Pfc. Nelson and Pfc. Suarez-Gonzalez died when a U.S. tank opened fire on their position on a rooftop during a battle with insurgents in Ramadi on Dec. 4, 2006, according to soldiers who fought there. The official Army explanation, however, claims two enemy mortars landed simultaneously on the men.
On Oct. 14, Salon released dramatic footage from a helmet-mounted camera capturing the chaotic scene, including soldiers claiming to have watched the tank fire at them, along with an article with in-depth interviews of eyewitnesses.
"Recent reports citing new video evidence raises concerns that the fatalities may have actually occurred from friendly fire," Rep. Chaka Fattah, a Democrat from Pennsylvania's second district, wrote the next day, Oct. 15, in a letter to Maj. Gen. Bernard Champoux, Army chief of legislative liaison. "It is imperative," he added, "that factual information -- no matter how painful -- is provided to the victim's families." Fattah called for a new "official and thorough investigation into the incident." Fattah's letter is reproduced below.

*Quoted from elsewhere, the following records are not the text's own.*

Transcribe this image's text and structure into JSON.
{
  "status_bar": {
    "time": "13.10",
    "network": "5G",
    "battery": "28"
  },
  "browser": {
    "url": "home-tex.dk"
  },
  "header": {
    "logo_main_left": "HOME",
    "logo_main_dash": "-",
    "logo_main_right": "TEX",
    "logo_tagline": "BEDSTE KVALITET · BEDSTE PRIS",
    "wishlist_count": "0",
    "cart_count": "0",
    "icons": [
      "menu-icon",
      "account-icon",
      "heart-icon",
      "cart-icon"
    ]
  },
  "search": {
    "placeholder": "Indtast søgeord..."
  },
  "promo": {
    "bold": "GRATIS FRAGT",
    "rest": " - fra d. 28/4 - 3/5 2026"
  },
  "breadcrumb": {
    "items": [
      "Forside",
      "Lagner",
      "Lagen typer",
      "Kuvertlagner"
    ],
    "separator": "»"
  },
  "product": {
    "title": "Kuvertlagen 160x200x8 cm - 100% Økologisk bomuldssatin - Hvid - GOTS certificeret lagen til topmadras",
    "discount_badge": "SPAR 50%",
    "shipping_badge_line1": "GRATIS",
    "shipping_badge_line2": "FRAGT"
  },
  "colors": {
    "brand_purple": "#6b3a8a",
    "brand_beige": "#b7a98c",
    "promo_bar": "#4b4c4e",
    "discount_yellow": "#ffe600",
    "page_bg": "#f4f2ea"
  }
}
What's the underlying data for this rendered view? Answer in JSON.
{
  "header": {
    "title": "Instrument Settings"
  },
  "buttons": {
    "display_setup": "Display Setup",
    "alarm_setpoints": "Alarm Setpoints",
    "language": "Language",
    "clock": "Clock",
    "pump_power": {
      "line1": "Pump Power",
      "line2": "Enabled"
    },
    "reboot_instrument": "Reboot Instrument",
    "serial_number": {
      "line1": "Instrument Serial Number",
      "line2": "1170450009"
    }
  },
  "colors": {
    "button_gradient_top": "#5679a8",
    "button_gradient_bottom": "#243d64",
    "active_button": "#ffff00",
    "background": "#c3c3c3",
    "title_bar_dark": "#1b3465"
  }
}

Nevada Republican Rep. Dean Heller followed up with a Dec. 1 letter to Defense Secretary Robert Gates. Heller said the reporting by Salon "poses serious questions about how Pfc. Suarez-Gonzalez was killed, and also raises the question as to whether friendly fire may have been involved." Heller requested that Gates begin a new investigation.
Now Sen. Reid's office confirms that Reid has asked his staff to work with the Army and Suarez' family in a new review of the incident.
The Army claims that complex ballistics analysis and other study proves the eyewitnesses in Ramadi wrong, but has so far failed to produce that full investigation despite more than four months of requests from Salon through the Freedom of Information Act. Late on the evening of Oct. 14, three soldiers from Nelson and Suarez's unit were ordered to shred two boxes of documents, mostly records with Nelson and Suarez's name. The Army claims that this was a routine shredding of old personnel files.
Asked for any comment on the new requests from Congress, spokesman Paul Boyce said the Army will "keep Members of Congress well apprised of Army investigations so that they know the accurate facts beyond the headlines."